AIM OF THE EXERCISE =>
Run through the records and show each line that includes the string "JSON".

DATASET ENTRIES =>
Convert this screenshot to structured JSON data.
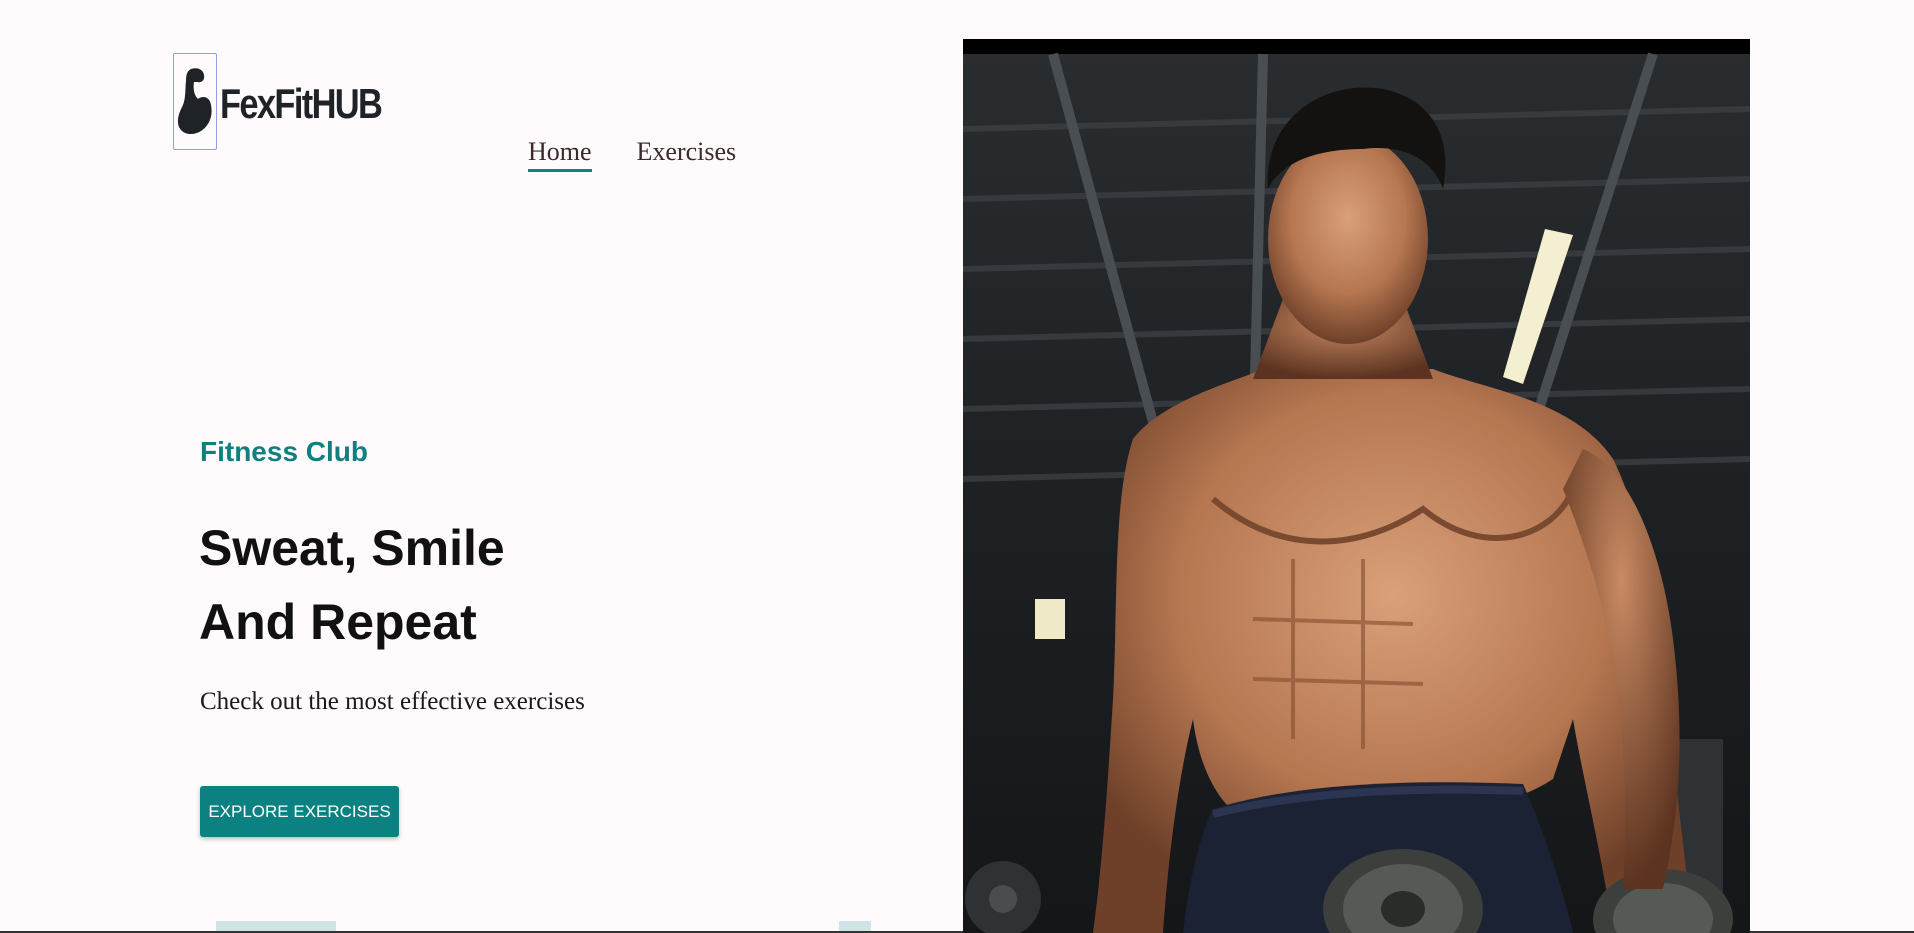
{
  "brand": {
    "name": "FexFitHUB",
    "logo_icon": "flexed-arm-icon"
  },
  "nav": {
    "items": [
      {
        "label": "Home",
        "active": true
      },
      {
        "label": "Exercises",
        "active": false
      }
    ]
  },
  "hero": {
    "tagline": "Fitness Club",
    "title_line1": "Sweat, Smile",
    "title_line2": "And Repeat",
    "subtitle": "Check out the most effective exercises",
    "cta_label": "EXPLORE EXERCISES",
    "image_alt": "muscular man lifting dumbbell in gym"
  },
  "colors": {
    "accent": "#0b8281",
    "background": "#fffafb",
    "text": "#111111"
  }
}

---

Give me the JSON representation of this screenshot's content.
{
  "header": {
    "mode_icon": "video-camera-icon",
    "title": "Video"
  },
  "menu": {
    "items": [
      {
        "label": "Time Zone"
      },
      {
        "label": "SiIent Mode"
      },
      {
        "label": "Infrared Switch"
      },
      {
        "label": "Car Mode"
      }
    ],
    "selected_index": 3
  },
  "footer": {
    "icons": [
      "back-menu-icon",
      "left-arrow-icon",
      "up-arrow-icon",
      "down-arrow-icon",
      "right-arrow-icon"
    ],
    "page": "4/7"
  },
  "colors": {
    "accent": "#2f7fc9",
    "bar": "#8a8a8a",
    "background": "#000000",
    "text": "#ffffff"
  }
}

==

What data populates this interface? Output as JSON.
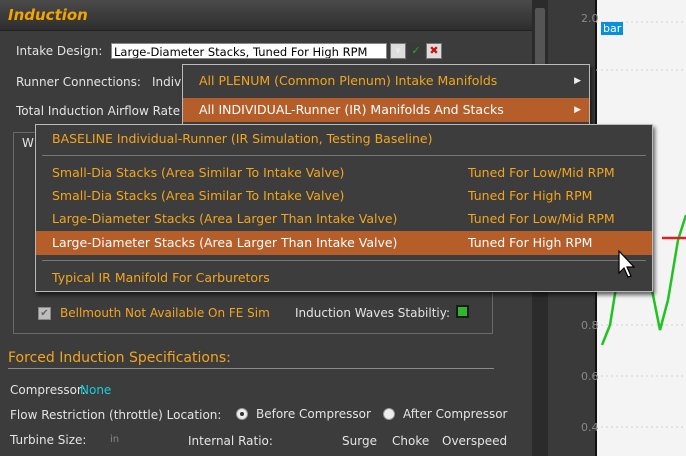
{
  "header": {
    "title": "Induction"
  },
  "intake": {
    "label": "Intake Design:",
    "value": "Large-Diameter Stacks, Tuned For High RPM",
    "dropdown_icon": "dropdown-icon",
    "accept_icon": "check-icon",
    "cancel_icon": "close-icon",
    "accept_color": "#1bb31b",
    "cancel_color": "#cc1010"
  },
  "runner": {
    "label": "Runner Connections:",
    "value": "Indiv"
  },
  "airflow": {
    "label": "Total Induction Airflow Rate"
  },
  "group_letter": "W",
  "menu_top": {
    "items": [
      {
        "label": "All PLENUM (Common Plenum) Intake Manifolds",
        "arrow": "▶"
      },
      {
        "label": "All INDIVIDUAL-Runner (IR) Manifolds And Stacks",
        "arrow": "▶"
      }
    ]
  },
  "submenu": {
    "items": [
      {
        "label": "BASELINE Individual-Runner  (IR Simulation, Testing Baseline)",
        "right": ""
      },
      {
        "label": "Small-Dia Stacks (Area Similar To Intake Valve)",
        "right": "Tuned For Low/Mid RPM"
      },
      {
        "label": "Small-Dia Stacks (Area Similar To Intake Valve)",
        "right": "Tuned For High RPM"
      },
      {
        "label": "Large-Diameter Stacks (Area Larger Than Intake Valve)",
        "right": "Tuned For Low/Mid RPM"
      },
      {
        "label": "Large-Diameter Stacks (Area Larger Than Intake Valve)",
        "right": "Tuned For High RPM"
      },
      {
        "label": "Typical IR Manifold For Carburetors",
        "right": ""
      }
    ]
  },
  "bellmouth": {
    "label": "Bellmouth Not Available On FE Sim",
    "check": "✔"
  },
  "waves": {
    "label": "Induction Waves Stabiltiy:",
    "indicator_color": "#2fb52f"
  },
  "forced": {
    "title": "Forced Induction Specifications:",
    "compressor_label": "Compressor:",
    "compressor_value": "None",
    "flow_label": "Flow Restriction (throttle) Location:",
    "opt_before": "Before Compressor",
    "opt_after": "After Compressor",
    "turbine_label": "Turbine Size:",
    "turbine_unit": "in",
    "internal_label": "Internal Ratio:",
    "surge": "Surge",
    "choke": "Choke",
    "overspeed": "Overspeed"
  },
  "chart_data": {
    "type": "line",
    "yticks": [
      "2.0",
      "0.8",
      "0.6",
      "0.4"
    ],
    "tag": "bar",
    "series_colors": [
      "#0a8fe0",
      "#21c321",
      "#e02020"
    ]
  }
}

RESPONSE BOX =>
Convert this screenshot to structured JSON data.
Give me the JSON representation of this screenshot's content.
What data populates this interface? Output as JSON.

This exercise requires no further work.